Vocabulary Instruction for Students with Disabilites

Saturday, January 16, 2016

Are you tired of messing around with traditional vocabulary instruction?

Vocabulary is such a hard skill to teach our students with disabilities. Typically the tradition routes don't work. Over the years I've had several kiddos who can read any word you put in front of them. One of my 3rd graders was able to decode all of the words in the Brigance Assessment all the way to 10th grade. 
The problem was though that the words he could decode got lost in translation.... or should I say comprehension. Vocabulary is the essential foundation of comprehension. Many of our students struggle with comprehension because they lack the essential vocabulary to make sense of what they hear. 

As teachers I think it is hard to remember that just because our students can decode words doesn't mean that they can comprehend them. That's a key distinction that many of the first and second year teachers I work with sometimes forget. 

So how do we tackle it? There are 4 easy steps! 

1. Listen UP! - Students should be able to HEAR their teachers give a student friendly definition. The teacher should then MODEL the word in a sentence for the student. This explicit instruction will aide in the understanding of the vocabulary word. 

2. Practice and Feedback - Students should have plenty of opportunities to practice the new vocabulary word in sentences with a peer partner or teacher. The teacher should give feedback as to whether it is being used correctly. 

3. Practice Makes Perfect - (or at least Vocabulary understanding) - This section is my favorite! Have fun practicing the word. Have students spell it with scrabble tiles and tell someone the meaning. Another way I have students practice vocabulary is by helping them to "think" in pictures. I find pictures of the word, and type the word over top of the picture. I make it into a slide show and then practice the words by reading them in the picture of the word. Having students work with it on the computer helps to increase engagement and attention to the task at hand. I've found fairly good success using this method! Here are some examples of what I mean below. 

In practicing with students I typically have them say the word, and then give me the word in a sentence to tell me about the picture. 

Here is an example: "I see the rain on the window"

Here's another example: 

"The sky is blue. The grass is green." 

With positional words that hardly have pictures I typically use objects around the classroom. 

So for the word "BETWEEN" I would model what the word was and looked like. To show understanding of the word I would ask the student to put something "between" two shelves. 

4. The last step is to practice using the vocabulary in writing or in talking with others. 

After we build our vocabulary up, I typically use my Reading For:  packs to help tie the vocabulary in with sequencing of a story as well. By teaching vocabulary first, our students are building a strong reading foundation that we can continue to use to help grow comprehension!
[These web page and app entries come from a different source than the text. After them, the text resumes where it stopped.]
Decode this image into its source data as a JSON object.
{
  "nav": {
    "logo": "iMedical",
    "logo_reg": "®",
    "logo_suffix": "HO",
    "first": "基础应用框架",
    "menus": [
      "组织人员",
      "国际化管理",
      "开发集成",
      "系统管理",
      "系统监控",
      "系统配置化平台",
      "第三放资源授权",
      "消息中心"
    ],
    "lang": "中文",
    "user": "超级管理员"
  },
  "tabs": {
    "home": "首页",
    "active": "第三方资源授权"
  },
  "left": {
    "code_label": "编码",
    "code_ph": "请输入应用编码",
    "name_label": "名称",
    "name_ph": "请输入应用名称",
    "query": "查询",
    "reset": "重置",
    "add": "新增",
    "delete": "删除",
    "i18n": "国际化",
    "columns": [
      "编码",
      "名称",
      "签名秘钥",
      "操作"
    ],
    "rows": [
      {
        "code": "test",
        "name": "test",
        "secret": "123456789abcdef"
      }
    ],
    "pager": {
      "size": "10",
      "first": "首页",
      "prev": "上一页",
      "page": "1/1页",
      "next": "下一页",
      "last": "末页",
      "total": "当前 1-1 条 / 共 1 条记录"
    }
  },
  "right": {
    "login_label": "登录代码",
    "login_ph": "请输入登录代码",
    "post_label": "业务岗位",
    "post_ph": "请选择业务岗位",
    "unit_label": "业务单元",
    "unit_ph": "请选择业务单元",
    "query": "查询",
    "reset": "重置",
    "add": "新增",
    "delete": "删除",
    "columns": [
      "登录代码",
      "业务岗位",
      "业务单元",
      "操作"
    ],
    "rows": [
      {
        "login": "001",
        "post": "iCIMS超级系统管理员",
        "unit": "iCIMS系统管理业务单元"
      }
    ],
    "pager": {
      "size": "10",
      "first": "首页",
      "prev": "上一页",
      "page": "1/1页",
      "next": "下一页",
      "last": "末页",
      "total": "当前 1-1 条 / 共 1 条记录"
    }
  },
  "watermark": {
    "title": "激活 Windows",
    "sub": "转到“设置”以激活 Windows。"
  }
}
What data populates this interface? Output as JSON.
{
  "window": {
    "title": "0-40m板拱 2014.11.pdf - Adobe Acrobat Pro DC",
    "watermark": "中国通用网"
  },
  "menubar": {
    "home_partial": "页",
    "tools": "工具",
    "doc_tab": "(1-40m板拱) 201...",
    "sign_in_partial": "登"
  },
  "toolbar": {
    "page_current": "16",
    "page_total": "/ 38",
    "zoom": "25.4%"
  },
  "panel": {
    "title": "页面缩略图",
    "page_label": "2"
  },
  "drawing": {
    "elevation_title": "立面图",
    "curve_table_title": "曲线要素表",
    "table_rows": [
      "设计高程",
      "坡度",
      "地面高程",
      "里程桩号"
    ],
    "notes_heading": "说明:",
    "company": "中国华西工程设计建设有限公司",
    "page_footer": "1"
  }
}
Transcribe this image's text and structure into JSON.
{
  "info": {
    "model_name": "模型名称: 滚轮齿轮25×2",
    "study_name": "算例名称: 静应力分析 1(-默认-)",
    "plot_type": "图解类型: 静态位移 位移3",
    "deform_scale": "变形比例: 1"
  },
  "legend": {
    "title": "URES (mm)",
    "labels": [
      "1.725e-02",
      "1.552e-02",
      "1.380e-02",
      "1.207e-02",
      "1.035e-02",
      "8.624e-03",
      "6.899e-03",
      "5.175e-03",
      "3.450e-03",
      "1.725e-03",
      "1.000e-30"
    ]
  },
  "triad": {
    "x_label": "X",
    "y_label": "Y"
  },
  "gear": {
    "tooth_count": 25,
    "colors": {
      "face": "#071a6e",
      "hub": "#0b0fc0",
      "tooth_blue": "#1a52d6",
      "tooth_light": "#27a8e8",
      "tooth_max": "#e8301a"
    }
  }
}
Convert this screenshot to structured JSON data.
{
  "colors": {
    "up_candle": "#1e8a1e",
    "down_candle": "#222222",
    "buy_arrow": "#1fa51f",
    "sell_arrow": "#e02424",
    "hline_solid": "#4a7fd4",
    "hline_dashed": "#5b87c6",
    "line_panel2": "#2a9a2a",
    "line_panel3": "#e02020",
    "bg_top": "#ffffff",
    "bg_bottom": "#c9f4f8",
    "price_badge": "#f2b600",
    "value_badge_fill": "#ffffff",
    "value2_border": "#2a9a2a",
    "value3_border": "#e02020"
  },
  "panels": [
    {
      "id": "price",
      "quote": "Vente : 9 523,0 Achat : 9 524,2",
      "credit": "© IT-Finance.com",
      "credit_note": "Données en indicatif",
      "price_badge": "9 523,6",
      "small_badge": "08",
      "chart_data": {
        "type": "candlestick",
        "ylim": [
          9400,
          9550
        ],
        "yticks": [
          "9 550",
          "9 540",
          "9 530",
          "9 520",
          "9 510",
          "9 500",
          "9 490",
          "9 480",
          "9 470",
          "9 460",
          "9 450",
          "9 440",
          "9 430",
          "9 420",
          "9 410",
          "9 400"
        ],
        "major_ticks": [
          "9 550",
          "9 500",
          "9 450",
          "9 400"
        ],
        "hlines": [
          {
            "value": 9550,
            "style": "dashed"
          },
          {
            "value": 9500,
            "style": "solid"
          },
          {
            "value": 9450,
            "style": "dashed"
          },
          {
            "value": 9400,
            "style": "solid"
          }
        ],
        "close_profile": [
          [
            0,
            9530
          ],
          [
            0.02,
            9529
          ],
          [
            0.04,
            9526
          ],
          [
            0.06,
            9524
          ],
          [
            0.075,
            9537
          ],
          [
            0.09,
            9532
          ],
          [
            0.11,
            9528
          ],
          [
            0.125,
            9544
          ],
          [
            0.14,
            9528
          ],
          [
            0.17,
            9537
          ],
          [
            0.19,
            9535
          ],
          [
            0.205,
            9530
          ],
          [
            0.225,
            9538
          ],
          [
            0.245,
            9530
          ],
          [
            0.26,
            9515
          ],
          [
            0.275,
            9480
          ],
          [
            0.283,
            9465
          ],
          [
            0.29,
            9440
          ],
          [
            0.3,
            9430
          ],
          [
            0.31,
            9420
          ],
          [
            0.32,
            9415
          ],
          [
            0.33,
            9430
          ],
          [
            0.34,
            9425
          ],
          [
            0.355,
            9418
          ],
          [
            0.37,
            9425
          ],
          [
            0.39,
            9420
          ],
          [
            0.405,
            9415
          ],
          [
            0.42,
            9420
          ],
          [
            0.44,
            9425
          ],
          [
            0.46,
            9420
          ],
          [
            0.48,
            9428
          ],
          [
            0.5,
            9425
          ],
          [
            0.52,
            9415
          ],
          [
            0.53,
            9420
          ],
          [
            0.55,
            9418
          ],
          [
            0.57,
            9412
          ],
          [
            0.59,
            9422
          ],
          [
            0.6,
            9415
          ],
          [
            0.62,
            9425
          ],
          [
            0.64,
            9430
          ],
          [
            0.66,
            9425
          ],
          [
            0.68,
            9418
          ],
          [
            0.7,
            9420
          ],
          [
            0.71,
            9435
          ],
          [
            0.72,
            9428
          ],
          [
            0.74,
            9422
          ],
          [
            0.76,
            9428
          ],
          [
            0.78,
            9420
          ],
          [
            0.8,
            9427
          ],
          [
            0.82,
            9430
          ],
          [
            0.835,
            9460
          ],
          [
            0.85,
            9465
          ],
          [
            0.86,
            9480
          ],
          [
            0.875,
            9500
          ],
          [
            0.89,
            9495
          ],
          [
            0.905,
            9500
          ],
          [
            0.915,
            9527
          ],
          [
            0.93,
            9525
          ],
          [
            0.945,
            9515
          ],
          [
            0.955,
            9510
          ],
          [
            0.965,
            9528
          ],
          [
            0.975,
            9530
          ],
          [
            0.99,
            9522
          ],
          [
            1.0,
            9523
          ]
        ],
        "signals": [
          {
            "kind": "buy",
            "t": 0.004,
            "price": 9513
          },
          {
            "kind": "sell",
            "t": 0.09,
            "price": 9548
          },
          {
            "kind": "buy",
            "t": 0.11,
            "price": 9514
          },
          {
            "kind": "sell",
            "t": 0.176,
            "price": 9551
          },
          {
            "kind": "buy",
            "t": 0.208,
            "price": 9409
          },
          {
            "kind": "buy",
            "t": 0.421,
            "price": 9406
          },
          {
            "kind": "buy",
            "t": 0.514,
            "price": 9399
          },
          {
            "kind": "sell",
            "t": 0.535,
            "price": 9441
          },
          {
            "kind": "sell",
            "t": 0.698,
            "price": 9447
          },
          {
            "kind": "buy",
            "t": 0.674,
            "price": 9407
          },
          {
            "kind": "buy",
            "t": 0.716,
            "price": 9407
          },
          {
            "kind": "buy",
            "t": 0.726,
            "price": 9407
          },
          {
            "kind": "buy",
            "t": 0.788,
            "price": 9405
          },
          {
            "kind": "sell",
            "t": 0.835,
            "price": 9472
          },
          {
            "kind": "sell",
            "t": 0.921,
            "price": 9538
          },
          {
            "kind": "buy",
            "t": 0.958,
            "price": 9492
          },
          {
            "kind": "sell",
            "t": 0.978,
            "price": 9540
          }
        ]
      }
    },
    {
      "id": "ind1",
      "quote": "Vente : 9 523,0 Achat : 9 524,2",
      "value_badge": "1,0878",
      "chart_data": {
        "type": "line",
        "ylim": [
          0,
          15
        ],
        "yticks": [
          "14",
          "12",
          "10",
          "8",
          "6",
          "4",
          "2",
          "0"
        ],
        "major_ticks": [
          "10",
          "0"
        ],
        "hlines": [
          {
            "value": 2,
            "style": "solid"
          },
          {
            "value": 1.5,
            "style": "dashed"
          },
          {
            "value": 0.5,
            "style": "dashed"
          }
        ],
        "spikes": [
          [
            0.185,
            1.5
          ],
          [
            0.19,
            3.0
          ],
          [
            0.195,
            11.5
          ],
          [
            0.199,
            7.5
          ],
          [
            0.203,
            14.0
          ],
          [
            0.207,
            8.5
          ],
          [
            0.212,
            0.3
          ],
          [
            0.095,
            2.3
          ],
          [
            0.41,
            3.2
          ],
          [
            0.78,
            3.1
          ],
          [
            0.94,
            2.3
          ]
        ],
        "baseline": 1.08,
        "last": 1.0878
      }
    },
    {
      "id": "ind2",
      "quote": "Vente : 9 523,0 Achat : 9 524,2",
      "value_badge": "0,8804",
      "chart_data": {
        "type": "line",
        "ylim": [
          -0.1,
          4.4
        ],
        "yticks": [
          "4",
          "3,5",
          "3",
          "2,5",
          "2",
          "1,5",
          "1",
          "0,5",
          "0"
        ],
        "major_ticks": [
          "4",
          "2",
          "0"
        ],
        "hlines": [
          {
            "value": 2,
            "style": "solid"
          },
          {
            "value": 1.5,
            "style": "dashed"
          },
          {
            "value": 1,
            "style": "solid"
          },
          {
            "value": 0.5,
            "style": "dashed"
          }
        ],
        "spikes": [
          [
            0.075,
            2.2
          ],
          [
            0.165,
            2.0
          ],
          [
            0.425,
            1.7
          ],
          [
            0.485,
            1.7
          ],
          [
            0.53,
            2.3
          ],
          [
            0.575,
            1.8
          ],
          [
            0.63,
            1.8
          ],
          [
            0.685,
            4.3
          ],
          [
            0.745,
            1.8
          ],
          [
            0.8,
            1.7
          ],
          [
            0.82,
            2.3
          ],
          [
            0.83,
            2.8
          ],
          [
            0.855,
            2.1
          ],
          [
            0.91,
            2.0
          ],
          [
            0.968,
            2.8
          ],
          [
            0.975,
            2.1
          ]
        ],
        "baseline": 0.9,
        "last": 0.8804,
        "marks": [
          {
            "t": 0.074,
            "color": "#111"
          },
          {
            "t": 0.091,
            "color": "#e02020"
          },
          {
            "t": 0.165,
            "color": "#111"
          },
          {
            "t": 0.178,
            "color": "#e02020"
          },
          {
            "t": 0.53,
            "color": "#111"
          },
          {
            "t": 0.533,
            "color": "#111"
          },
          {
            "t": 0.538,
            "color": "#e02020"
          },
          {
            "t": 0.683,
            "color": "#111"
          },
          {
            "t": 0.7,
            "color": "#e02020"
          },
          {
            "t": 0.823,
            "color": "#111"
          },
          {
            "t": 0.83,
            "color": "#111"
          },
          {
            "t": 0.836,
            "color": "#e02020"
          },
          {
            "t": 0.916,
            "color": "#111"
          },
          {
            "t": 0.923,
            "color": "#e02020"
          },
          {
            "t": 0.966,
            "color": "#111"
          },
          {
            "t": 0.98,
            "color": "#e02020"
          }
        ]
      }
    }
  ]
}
What sorts of things do you do in your classroom to build vocabulary knowledge? I'd love to hear from you in the comments below!

Happy Reading!

No comments:

Post a Comment

Design by Studio Mommy (© Copyright 2015)